Thanks to Jane for writing this interesting article 🙂
While we live close to the sea in South Wales, we don’t come into daily contact with it; having to make the effort to go down to the seashore outside of the city in order to enjoy it.
We are though, well aware of the fact that Spring and Autumn tides occur when the moon is closer to the Earth and also that when the moon is closer to the Equator at the same time, then the Spring tide is higher than usual.
Did you know: Tides have an 18 year cycle!
Very wet winters which see river banks in the UK full to overflowing before the Spring tides occur, leave floodplain areas, towns and villages along valley lines where the rivers tip into the sea particularly vulnerable and in December 2013 to January 2014, the results of the Spring tide were devastating to many such communities (people and wildlife), some of whom are still feeling the effects.
While it might seem like stating the obvious to the surfers and sea-dwellers, I hadn’t really made the connection between the weather and the Spring Tide until late February this year when we happened to find ourselves spending a few days away at a beautiful shoreline hotel in Dorset.
The weather was filthy from the 20th onwards and we didn’t set much hope for being able to even stand on our harbour view balcony when we arrived on the Sunday, let alone to study the tides but happily this part of the UK is better sheltered and by Monday morning we could nip outside to look at least!
What made it noticeable were two things – this is a huge estuary with a chain ferry which is anchored to the route across to stop it drifting off in the very strong currents and the numerous buoys.
While low tide didn’t look especially low, it was after the Spring tide that we could see that during the phenomena hardly any of the height of the buoys could be seen they were now almost completely exposed and that the chain on the ferry which before we could only hear paying out at the shoreline we could now actually see!

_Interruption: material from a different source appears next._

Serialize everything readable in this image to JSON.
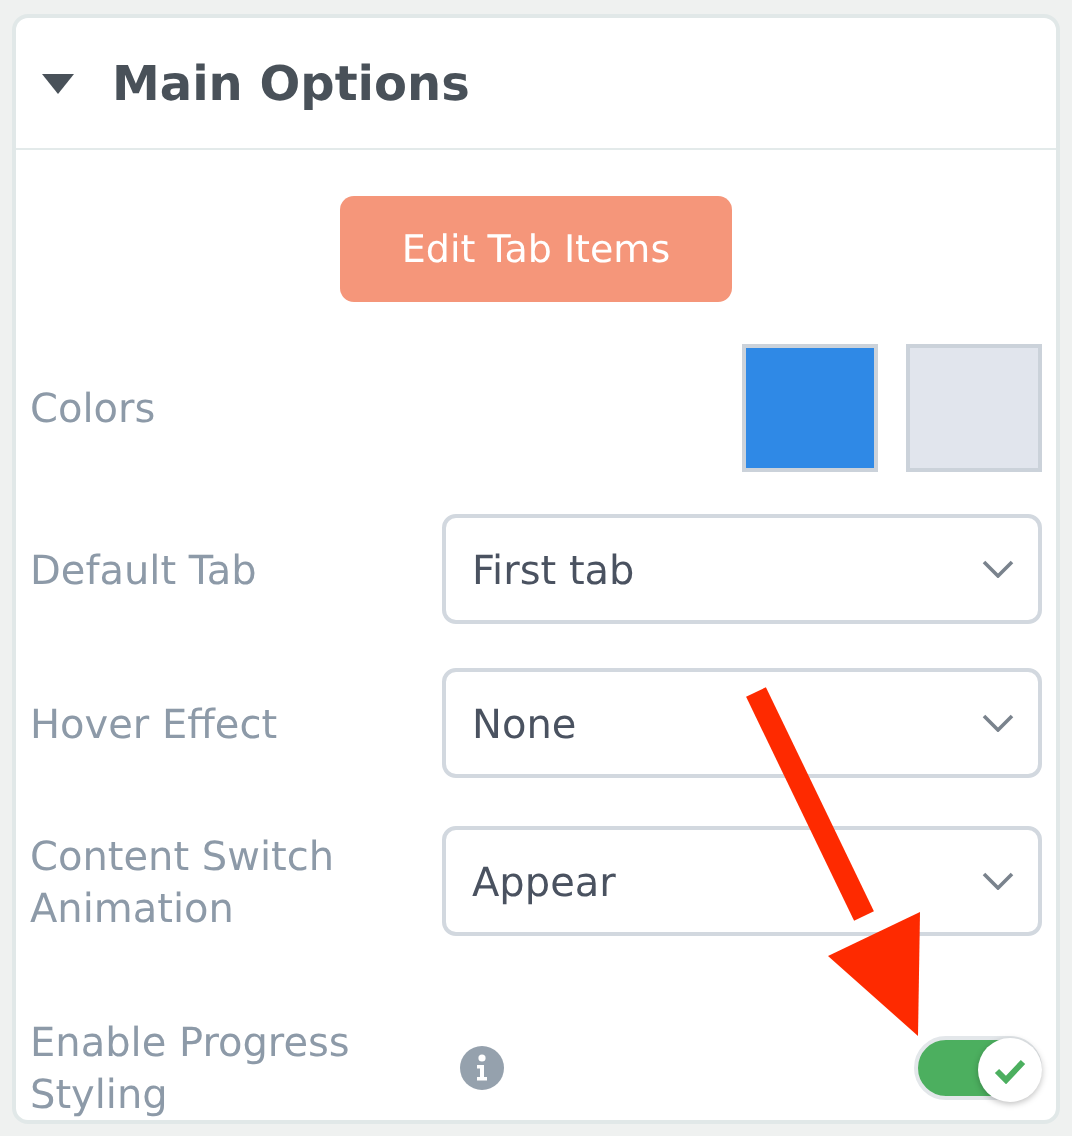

Gumby had an ambition which he sadly didn’t fulfil, to surf the river Severn Spring bore which ends in the Bristol Channel.
This is an annual event during Spring and Autumn which surfers and more recently kayakers, seem to get a big buzz out of, This year was no exception!
Check it out: